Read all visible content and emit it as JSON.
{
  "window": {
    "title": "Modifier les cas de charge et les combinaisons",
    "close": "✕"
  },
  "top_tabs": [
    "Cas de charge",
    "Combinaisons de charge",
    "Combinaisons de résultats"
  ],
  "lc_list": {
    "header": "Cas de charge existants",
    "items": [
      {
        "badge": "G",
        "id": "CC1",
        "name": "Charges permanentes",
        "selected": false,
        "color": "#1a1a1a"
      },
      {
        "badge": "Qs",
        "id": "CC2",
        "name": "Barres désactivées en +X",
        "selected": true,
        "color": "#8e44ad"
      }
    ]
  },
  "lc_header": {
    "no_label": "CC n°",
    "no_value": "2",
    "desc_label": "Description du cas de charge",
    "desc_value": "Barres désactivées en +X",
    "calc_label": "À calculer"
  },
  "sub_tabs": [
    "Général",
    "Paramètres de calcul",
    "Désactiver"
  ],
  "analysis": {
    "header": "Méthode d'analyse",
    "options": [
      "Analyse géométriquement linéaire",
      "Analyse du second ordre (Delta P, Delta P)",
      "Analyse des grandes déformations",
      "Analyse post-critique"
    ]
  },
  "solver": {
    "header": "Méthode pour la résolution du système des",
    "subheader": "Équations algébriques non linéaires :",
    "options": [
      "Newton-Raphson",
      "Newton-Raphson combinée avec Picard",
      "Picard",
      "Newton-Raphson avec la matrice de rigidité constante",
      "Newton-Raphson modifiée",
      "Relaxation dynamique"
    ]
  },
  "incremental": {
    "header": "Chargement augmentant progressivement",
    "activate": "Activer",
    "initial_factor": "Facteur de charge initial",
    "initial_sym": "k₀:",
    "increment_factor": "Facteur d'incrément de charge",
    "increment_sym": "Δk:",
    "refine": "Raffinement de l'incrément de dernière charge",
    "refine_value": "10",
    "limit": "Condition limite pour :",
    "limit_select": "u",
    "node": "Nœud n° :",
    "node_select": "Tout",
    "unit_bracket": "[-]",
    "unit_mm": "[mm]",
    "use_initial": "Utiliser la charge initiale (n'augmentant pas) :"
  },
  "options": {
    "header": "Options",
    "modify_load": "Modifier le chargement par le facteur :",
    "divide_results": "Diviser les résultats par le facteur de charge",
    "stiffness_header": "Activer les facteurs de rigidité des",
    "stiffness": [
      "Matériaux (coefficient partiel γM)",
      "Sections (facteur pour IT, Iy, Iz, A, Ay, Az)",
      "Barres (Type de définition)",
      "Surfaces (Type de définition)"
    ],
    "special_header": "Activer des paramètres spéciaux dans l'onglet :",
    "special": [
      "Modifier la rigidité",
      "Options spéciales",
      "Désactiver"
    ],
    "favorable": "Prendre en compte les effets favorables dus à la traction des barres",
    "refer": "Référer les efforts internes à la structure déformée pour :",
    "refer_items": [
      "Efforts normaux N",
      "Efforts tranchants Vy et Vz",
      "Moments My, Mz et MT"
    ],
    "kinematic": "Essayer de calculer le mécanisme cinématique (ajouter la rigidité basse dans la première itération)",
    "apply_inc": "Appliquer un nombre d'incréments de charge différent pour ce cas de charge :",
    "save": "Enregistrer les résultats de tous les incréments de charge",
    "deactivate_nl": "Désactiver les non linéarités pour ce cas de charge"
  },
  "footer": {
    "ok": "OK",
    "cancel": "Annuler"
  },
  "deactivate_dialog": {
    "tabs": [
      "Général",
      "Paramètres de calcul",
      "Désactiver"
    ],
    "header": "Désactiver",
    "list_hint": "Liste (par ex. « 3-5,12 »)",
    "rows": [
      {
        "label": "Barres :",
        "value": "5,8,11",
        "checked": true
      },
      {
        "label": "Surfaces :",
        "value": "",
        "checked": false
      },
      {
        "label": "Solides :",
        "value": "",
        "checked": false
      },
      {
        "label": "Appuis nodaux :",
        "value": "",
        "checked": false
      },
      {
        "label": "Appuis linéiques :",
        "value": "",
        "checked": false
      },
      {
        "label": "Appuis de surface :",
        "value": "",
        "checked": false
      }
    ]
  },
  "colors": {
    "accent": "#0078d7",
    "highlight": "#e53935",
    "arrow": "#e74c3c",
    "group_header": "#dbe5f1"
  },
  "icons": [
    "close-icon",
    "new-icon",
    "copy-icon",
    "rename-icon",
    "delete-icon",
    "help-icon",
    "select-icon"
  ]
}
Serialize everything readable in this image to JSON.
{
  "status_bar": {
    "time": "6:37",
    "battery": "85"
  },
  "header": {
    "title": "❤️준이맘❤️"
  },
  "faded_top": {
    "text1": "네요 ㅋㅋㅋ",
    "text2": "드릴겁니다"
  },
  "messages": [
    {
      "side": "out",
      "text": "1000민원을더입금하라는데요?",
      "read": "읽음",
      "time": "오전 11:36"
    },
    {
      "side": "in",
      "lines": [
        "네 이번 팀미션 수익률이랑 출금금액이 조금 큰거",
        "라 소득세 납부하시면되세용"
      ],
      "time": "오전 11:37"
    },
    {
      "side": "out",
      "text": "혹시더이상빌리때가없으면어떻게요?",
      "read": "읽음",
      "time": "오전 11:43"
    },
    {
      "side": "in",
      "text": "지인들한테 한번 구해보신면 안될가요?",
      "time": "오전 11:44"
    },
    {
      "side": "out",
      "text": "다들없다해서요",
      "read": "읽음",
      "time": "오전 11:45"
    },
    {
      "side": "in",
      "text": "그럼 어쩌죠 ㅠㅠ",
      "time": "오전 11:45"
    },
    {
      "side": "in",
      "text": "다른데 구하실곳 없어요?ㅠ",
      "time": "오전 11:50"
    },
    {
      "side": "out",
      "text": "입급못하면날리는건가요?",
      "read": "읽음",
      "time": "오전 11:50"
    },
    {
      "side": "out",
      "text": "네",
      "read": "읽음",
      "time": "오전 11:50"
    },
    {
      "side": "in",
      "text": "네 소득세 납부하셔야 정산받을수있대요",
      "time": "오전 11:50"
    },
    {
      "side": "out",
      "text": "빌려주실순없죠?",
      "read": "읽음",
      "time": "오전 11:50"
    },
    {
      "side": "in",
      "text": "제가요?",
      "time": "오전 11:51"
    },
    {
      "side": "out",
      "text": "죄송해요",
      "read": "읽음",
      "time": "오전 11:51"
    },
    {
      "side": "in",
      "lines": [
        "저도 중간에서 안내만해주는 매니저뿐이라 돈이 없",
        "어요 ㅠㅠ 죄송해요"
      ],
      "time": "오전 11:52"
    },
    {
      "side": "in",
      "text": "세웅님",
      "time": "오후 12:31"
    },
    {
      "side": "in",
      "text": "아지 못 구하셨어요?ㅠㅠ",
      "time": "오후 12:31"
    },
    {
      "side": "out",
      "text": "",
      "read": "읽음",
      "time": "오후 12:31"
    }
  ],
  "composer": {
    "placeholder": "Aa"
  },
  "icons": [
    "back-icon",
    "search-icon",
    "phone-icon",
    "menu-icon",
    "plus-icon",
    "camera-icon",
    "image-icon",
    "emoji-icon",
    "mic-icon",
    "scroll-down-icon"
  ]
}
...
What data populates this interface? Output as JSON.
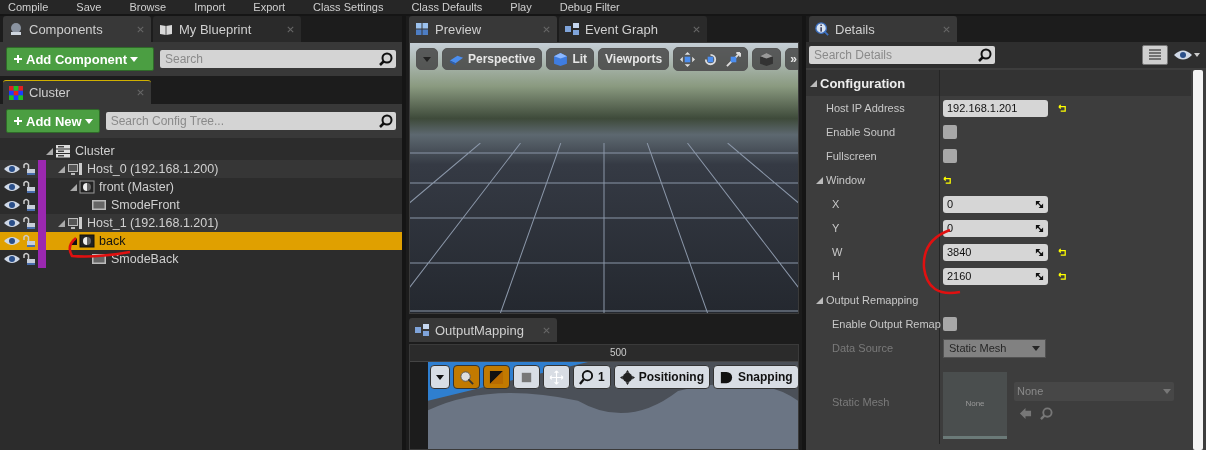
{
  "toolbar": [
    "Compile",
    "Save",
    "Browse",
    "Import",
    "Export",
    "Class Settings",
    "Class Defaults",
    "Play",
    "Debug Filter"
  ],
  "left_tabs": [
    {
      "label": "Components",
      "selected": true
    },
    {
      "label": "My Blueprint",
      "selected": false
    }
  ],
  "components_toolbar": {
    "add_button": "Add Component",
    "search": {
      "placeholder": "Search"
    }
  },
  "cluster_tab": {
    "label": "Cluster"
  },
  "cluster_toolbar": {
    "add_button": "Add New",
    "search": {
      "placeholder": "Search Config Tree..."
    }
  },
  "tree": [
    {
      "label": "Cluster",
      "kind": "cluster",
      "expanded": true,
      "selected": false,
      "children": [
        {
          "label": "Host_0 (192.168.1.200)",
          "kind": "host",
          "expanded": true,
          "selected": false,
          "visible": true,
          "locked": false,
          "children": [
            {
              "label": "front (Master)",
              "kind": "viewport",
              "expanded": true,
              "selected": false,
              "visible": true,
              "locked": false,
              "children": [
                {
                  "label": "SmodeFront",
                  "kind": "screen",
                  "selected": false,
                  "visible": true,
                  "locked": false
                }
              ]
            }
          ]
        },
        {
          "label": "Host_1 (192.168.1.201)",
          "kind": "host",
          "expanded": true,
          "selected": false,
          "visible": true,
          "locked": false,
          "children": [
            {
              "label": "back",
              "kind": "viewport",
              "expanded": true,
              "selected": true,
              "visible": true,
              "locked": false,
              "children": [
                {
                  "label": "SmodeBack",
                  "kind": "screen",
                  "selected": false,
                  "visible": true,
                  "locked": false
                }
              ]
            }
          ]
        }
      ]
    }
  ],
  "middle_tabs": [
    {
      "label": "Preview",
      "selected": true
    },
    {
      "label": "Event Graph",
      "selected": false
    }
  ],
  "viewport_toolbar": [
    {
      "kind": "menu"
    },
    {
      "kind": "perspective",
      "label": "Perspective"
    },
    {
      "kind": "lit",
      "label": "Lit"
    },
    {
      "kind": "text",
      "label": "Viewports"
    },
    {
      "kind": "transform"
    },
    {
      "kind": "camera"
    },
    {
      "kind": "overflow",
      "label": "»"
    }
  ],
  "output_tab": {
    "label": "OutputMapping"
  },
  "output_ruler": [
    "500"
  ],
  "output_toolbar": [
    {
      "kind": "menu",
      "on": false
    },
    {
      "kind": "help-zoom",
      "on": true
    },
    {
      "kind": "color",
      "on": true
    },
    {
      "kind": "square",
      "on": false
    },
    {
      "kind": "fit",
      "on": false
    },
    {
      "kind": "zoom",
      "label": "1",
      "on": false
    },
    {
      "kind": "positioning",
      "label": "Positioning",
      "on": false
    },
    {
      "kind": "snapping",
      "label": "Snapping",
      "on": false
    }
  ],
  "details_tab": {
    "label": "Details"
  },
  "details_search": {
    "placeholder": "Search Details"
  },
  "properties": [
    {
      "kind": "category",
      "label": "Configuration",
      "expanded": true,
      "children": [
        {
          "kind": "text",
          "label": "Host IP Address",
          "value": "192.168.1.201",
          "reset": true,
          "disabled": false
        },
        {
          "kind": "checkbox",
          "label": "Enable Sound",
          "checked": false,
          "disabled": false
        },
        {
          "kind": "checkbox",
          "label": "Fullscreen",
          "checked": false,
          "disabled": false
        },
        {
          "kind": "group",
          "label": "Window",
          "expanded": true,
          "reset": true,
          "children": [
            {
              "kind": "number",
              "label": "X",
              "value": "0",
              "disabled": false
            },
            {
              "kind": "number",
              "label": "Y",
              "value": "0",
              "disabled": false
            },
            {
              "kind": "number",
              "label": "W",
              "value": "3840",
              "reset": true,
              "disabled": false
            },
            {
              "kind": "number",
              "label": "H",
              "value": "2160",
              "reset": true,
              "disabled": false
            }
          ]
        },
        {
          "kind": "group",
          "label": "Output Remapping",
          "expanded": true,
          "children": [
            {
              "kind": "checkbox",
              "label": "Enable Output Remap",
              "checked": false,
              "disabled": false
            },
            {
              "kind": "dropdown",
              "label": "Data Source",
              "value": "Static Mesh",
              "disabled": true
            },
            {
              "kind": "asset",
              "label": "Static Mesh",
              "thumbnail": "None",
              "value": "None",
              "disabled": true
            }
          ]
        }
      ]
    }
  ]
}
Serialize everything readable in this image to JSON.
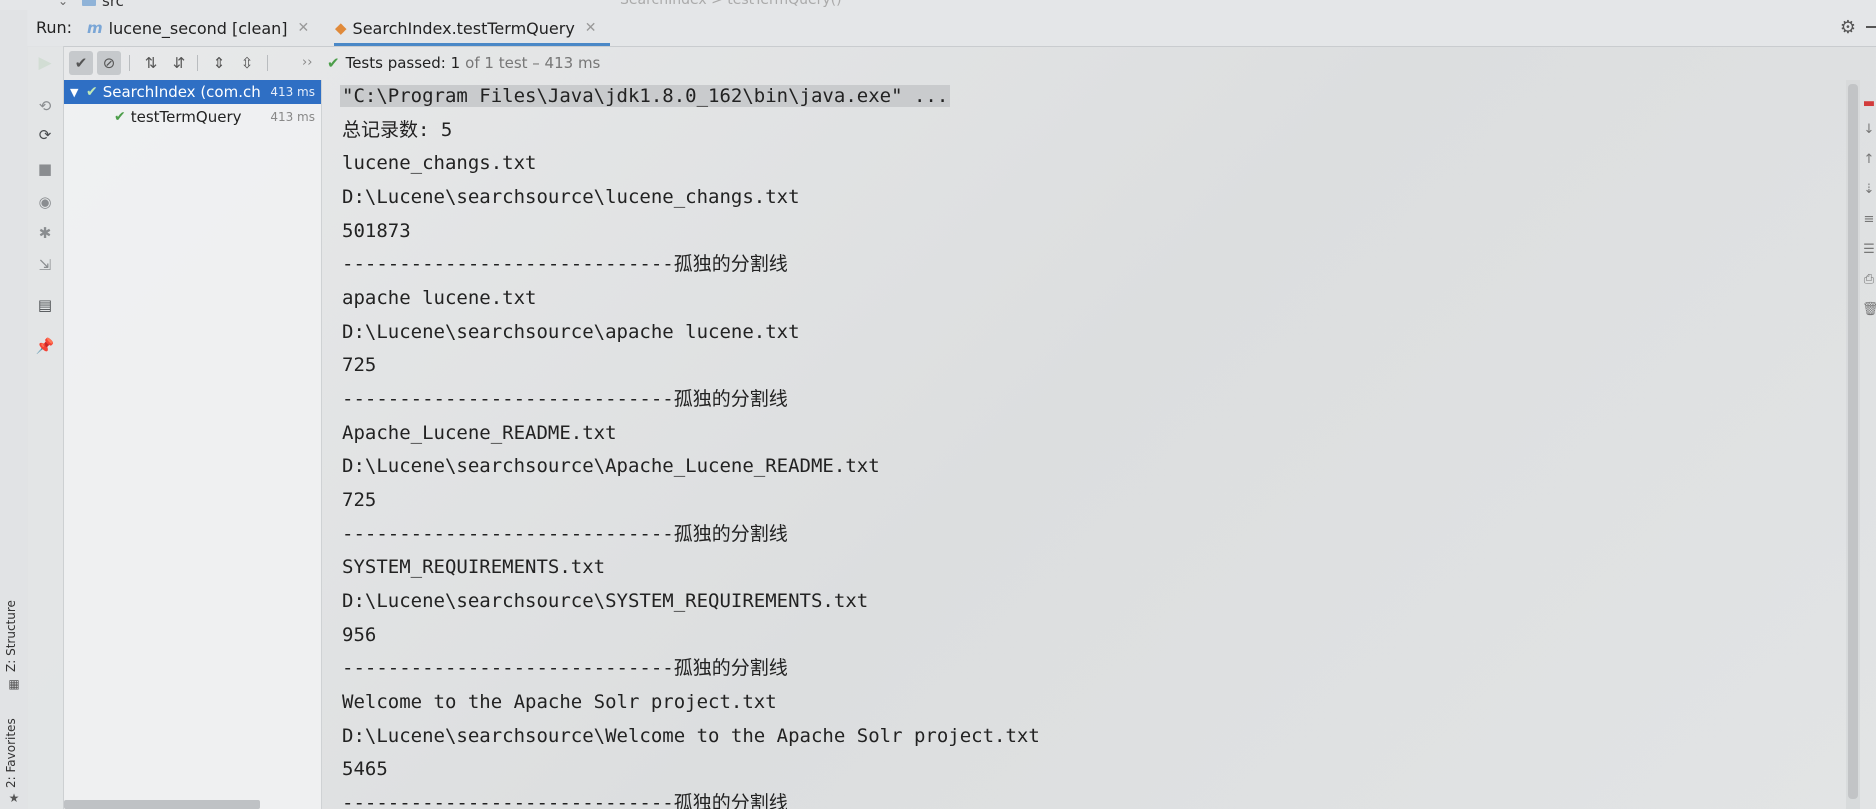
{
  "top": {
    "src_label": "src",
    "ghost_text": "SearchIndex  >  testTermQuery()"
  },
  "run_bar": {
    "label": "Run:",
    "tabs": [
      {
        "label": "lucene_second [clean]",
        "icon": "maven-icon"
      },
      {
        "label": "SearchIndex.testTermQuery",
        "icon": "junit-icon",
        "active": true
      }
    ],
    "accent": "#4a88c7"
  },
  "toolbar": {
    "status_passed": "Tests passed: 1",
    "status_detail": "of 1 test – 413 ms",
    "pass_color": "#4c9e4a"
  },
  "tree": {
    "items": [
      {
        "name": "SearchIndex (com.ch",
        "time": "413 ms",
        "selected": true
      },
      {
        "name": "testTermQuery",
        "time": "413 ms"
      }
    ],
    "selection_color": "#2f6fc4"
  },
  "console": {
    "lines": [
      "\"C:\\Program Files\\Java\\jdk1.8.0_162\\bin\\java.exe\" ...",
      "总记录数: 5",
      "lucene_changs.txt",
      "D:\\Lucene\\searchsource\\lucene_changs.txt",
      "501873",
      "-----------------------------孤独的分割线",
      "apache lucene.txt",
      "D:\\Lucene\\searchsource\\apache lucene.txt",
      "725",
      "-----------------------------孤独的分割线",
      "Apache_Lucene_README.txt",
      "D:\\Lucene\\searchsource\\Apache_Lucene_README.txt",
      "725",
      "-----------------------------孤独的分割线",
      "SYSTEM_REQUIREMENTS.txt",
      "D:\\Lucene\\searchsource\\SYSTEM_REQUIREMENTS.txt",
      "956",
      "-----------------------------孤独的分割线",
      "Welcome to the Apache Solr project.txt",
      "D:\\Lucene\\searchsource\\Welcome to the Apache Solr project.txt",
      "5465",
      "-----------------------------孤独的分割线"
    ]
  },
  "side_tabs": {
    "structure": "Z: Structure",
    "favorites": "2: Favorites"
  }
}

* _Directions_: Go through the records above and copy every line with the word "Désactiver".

* _Written answer_:
    "Désactiver"
      "Désactiver"
    "deactivate_nl": "Désactiver les non linéarités pour ce cas de charge"
      "Désactiver"
    "header": "Désactiver",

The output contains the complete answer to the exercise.